Move it! Move it! Move it!
Sep 26, 2010
LOCAL Mike Szuch, a 51-year-old engineer who keeps in shape by running on his lunch hour, always admired the Marine Corps' reputation for physical discipline.
Yesterday, Szuch got to see how Marines are made, tackling the same obstacle course used by new recruits to one of the world's most elite fighting forces.
He was among an estimated 4,000 people yesterday who braved the eighth annual Boot Camp Challenge. The event is part of Fleet Week San Diego, which pays tribute to San Diego's military.
"A bunch of guys at work egged me on," said Szuch, who lives in Oceanside. His team of mostly middle-aged men hurdled over logs, struggled through push-ups, crawled under rope nets and ran a three-mile loop around the Marine Corps Recruit Depot -- all in the hot sun -- as 50 menacing drill sergeants barked orders.

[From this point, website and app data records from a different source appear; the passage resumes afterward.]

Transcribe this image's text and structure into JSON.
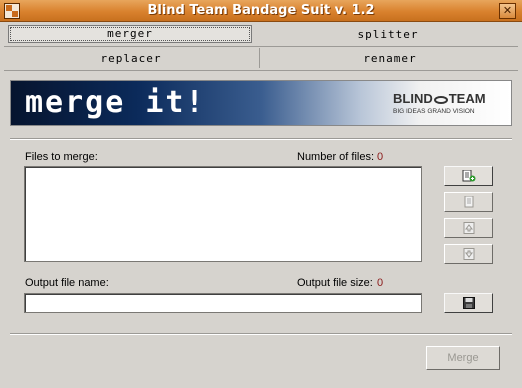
{
  "window": {
    "title": "Blind Team Bandage Suit v. 1.2"
  },
  "tabs": {
    "merger": "merger",
    "splitter": "splitter",
    "replacer": "replacer",
    "renamer": "renamer"
  },
  "banner": {
    "heading": "merge it!",
    "brand_left": "BLIND",
    "brand_right": "TEAM",
    "tagline": "BIG IDEAS GRAND VISION"
  },
  "files": {
    "label": "Files to merge:",
    "count_label": "Number of files:",
    "count": "0"
  },
  "output": {
    "label": "Output file name:",
    "value": "",
    "size_label": "Output file size:",
    "size": "0"
  },
  "buttons": {
    "merge": "Merge"
  },
  "icons": {
    "add": "add-file-icon",
    "remove": "remove-file-icon",
    "up": "move-up-icon",
    "down": "move-down-icon",
    "save": "save-icon"
  },
  "colors": {
    "titlebar": "#d9822e",
    "count": "#8b1a1a"
  }
}
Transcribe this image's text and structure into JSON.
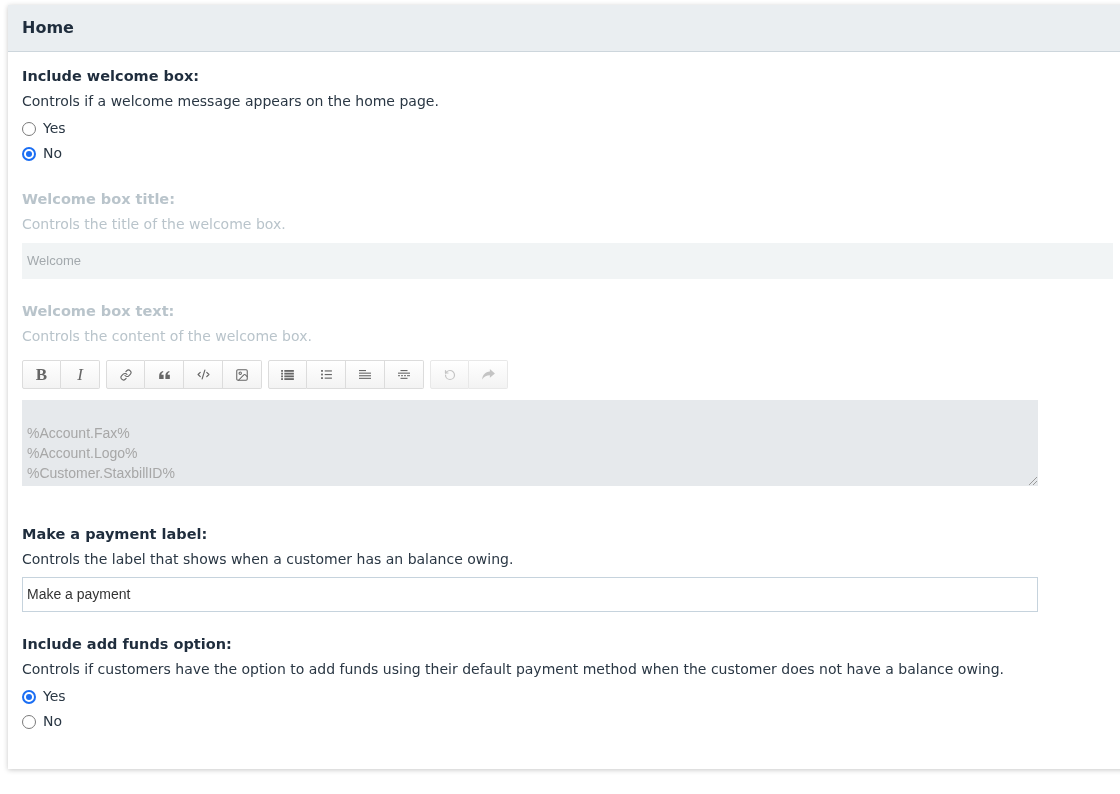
{
  "panel": {
    "title": "Home"
  },
  "settings": [
    {
      "kind": "radio",
      "label": "Include welcome box:",
      "description": "Controls if a welcome message appears on the home page.",
      "disabled": false,
      "options": [
        {
          "label": "Yes",
          "selected": false
        },
        {
          "label": "No",
          "selected": true
        }
      ]
    },
    {
      "kind": "text",
      "label": "Welcome box title:",
      "description": "Controls the title of the welcome box.",
      "disabled": true,
      "value": "Welcome"
    },
    {
      "kind": "editor",
      "label": "Welcome box text:",
      "description": "Controls the content of the welcome box.",
      "disabled": true,
      "toolbar": [
        [
          {
            "kind": "bold",
            "text": "B",
            "disabled": false
          },
          {
            "kind": "italic",
            "text": "I",
            "disabled": false
          }
        ],
        [
          {
            "kind": "link",
            "disabled": false
          },
          {
            "kind": "quote",
            "disabled": false
          },
          {
            "kind": "code",
            "disabled": false
          },
          {
            "kind": "image",
            "disabled": false
          }
        ],
        [
          {
            "kind": "list",
            "disabled": false
          },
          {
            "kind": "bullet-list",
            "disabled": false
          },
          {
            "kind": "align-left",
            "disabled": false
          },
          {
            "kind": "align-center",
            "disabled": false
          }
        ],
        [
          {
            "kind": "undo",
            "disabled": true
          },
          {
            "kind": "redo",
            "disabled": true
          }
        ]
      ],
      "lines": [
        "%Account.Fax%",
        "%Account.Logo%",
        "%Customer.StaxbillID%"
      ]
    },
    {
      "kind": "text",
      "label": "Make a payment label:",
      "description": "Controls the label that shows when a customer has an balance owing.",
      "disabled": false,
      "value": "Make a payment"
    },
    {
      "kind": "radio",
      "label": "Include add funds option:",
      "description": "Controls if customers have the option to add funds using their default payment method when the customer does not have a balance owing.",
      "disabled": false,
      "options": [
        {
          "label": "Yes",
          "selected": true
        },
        {
          "label": "No",
          "selected": false
        }
      ]
    }
  ]
}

Szuch finally made it to the finish line, his gray T-shirt soaked and his knees caked with sand. "I feel great," he said, dabbing his face with a towel. "I'm ready for a shower and a cold beer." The event is comparable to the 6.2-mile World Famous Mud Run at Camp Pendleton. It gives civilians a taste of the 13-week boot camp that 19,000 Marines complete at the depot each year. It attracts triathletes, people from other military branches, yoga moms and desk-bound office workers. Part of the appeal is the intense atmosphere, with the drill instructors terrorizing participants into completing the course.
San Diego resident Tiffani Nielsen said she signed up because she needed a motivational boost. The 29-year-old graphic designer said she misses the coaching she got on her college track and soccer teams.
At the obstacle course, Nielsen scrambled over log barricades as Staff Sgt. Lance Weier stood over her and barked: "Run! Run! Run! Run! Get over the log! Get! Get!" "I feed off of that," Nielsen said afterward. "I need to be pushed."
Nielsen ended up winning her women's division. "I really liked it!" she said. But she was also thinking about post-challenge refreshments. "I'm going to go have a steak sandwich and some orange juice."
MCRD recreation director Brent Poser, who organizes the event, said it builds community ties in a town important to the Corps. San Diego is one of just two U.S. facilities where recruits are trained to be Marines. The other is Parris Island, S.C.
"We are a vital part of San Diego, so we want people to come in and see what we do in a friendly environment," Poser said.
Szuch said he gained a deeper level of respect for the military: "I'm really proud of the Marines, of what they do."